App and web page records
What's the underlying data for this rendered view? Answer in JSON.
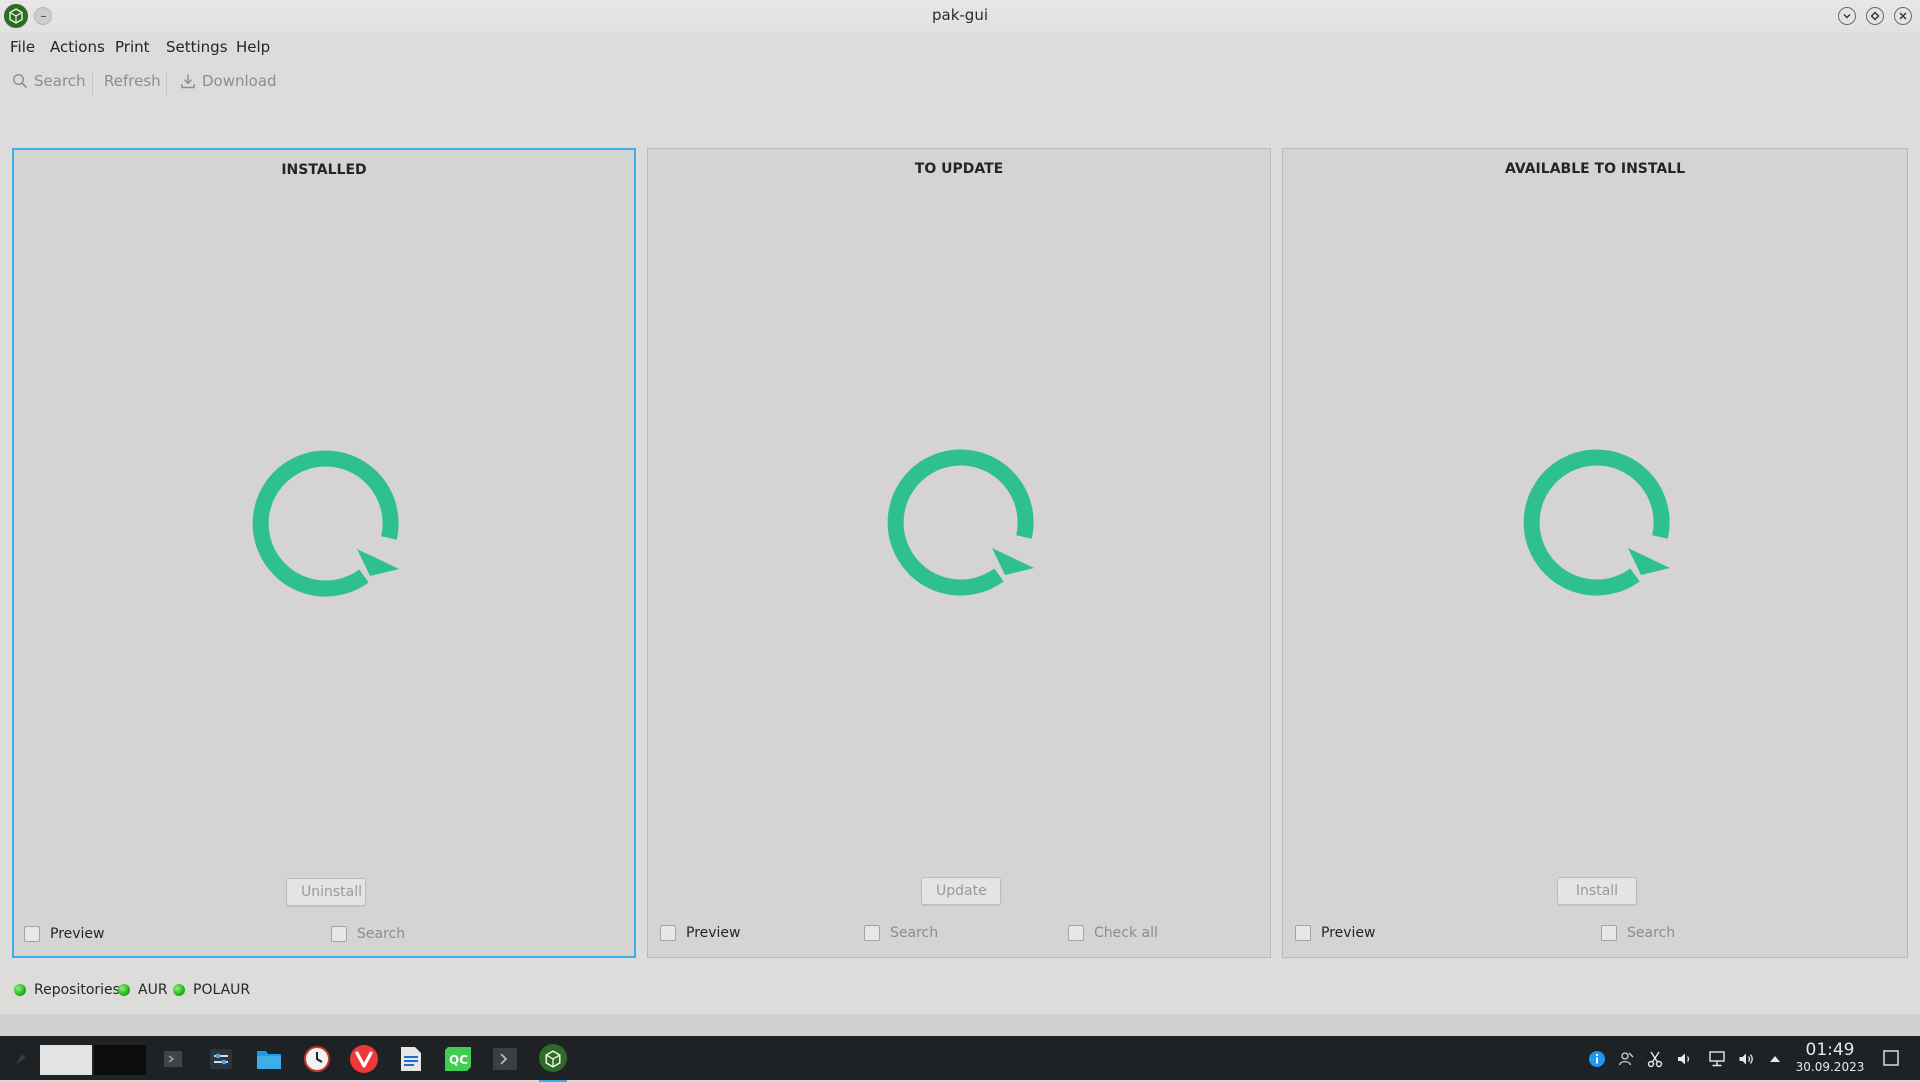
{
  "window": {
    "title": "pak-gui"
  },
  "menu": {
    "items": [
      "File",
      "Actions",
      "Print",
      "Settings",
      "Help"
    ]
  },
  "toolbar": {
    "search": "Search",
    "refresh": "Refresh",
    "download": "Download"
  },
  "panels": [
    {
      "title": "INSTALLED",
      "action": "Uninstall",
      "preview": "Preview",
      "search": "Search"
    },
    {
      "title": "TO UPDATE",
      "action": "Update",
      "preview": "Preview",
      "search": "Search",
      "check_all": "Check all"
    },
    {
      "title": "AVAILABLE TO INSTALL",
      "action": "Install",
      "preview": "Preview",
      "search": "Search"
    }
  ],
  "status": {
    "repositories": "Repositories",
    "aur": "AUR",
    "polaur": "POLAUR",
    "indicator_color": "#22b41e"
  },
  "taskbar": {
    "apps": [
      "app-launcher-icon",
      "pager-icon",
      "terminal-icon",
      "system-settings-icon",
      "file-manager-icon",
      "clock-app-icon",
      "vivaldi-icon",
      "libreoffice-writer-icon",
      "qt-creator-icon",
      "console-icon",
      "pak-gui-icon"
    ],
    "tray": [
      "info-icon",
      "accounts-icon",
      "clipboard-icon",
      "audio-icon",
      "network-icon",
      "volume-icon",
      "tray-expand-icon"
    ]
  },
  "clock": {
    "time": "01:49",
    "date": "30.09.2023"
  },
  "colors": {
    "accent": "#3daee9",
    "spinner": "#2ec08f",
    "background": "#dedcda"
  }
}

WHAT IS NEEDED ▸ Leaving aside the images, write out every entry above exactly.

WORKED SOLUTION ▸
What's the underlying data for this rendered view? Answer in JSON.
{
  "window": {
    "title": "pak-gui"
  },
  "menu": {
    "items": [
      "File",
      "Actions",
      "Print",
      "Settings",
      "Help"
    ]
  },
  "toolbar": {
    "search": "Search",
    "refresh": "Refresh",
    "download": "Download"
  },
  "panels": [
    {
      "title": "INSTALLED",
      "action": "Uninstall",
      "preview": "Preview",
      "search": "Search"
    },
    {
      "title": "TO UPDATE",
      "action": "Update",
      "preview": "Preview",
      "search": "Search",
      "check_all": "Check all"
    },
    {
      "title": "AVAILABLE TO INSTALL",
      "action": "Install",
      "preview": "Preview",
      "search": "Search"
    }
  ],
  "status": {
    "repositories": "Repositories",
    "aur": "AUR",
    "polaur": "POLAUR",
    "indicator_color": "#22b41e"
  },
  "taskbar": {
    "apps": [
      "app-launcher-icon",
      "pager-icon",
      "terminal-icon",
      "system-settings-icon",
      "file-manager-icon",
      "clock-app-icon",
      "vivaldi-icon",
      "libreoffice-writer-icon",
      "qt-creator-icon",
      "console-icon",
      "pak-gui-icon"
    ],
    "tray": [
      "info-icon",
      "accounts-icon",
      "clipboard-icon",
      "audio-icon",
      "network-icon",
      "volume-icon",
      "tray-expand-icon"
    ]
  },
  "clock": {
    "time": "01:49",
    "date": "30.09.2023"
  },
  "colors": {
    "accent": "#3daee9",
    "spinner": "#2ec08f",
    "background": "#dedcda"
  }
}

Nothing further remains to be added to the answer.